Patients had a positive reaction to having a primary care physician conduct a clinical skin examination, according to recently published study results in JAMA Dermatology.
Researchers conducted a pilot study using a Veterans Affairs Health Care System to measure the feasibility of PCP skin cancer screening and education from May 1, 2015, to Aug. 30, 2016.
Ten patients who underwent PCP screening by clinical skin examination (CSE) in the study were randomly selected and interviewed by telephone 1 to 5 months postscreening, with interviews 8 to 24 minutes in length. Recorded interviews were transcribed verbatim and analyzed using a matrix.
Skin problems ranging from minor to more concerning, including skin cancer, were reported by nine patients, who had received a dermatology examination in the past.
Seven patients reported having conducted a skin self-examination (SSE) in the past.
Nine of the patients had a positive reaction to a PCP conducting a CSE, describing the procedure as “thorough” and the PCP as “very informative.”
Four patients reported preferring a screening exam in primary care, and five patients reported preferring a combination of a PCP and dermatologist for examination.
Although the patients expressed confidence in the PCP to refer a problem if it were identified two patients expressed concern about the PCP’s level of training to identify skin problems.
The researchers reported that study limitations included small sample size and that the pilot study was conducted a single hospital.
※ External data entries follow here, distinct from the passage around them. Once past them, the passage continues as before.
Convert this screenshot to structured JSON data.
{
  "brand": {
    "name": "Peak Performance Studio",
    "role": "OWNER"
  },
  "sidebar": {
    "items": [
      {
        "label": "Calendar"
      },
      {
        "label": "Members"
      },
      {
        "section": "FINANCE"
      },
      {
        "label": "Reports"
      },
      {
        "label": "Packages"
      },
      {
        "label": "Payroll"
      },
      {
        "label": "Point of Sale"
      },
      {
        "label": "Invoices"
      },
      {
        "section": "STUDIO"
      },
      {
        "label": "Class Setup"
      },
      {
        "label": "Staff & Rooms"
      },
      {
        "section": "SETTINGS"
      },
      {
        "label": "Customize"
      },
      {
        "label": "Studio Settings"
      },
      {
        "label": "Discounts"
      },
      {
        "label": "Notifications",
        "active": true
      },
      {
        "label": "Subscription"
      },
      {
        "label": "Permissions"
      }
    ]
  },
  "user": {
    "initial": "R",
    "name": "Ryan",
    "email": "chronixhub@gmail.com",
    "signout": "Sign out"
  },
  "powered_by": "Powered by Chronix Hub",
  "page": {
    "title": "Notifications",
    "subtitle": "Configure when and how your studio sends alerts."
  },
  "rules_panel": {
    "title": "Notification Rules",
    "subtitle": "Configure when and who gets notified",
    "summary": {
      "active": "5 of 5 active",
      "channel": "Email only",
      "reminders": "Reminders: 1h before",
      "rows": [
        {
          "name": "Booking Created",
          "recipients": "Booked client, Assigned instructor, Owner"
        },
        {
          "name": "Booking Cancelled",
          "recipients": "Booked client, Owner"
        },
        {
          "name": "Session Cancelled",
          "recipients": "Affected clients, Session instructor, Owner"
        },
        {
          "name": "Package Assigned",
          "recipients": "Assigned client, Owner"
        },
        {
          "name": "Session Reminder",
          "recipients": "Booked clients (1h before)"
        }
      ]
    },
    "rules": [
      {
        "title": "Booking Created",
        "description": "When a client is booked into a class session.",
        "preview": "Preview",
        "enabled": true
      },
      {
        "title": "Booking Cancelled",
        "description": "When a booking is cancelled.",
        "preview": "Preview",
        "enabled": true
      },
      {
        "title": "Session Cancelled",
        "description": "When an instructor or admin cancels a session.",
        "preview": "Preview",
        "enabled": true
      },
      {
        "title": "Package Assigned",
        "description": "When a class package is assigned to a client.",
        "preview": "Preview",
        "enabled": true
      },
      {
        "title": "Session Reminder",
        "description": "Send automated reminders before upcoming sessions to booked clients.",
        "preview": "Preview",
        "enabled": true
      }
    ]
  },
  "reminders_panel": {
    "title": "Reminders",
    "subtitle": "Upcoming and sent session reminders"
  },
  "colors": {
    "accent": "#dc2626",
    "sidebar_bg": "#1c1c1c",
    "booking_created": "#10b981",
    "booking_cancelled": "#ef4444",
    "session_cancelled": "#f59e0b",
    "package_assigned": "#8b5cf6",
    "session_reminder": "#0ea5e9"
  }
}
“Patients did not describe experiencing any harms from PCP screening … nearly all perceived it as a valuable addition to their existing health care,” the researchers reported. “Additionally, most interviewed patients in our study expressed their willingness to conduct SSEs highlighting the importance of clinician instruction of melanoma warning signs and SSE practices.” – by Bruce Thiel
Disclosure: The researchers report no relevant financial disclosures.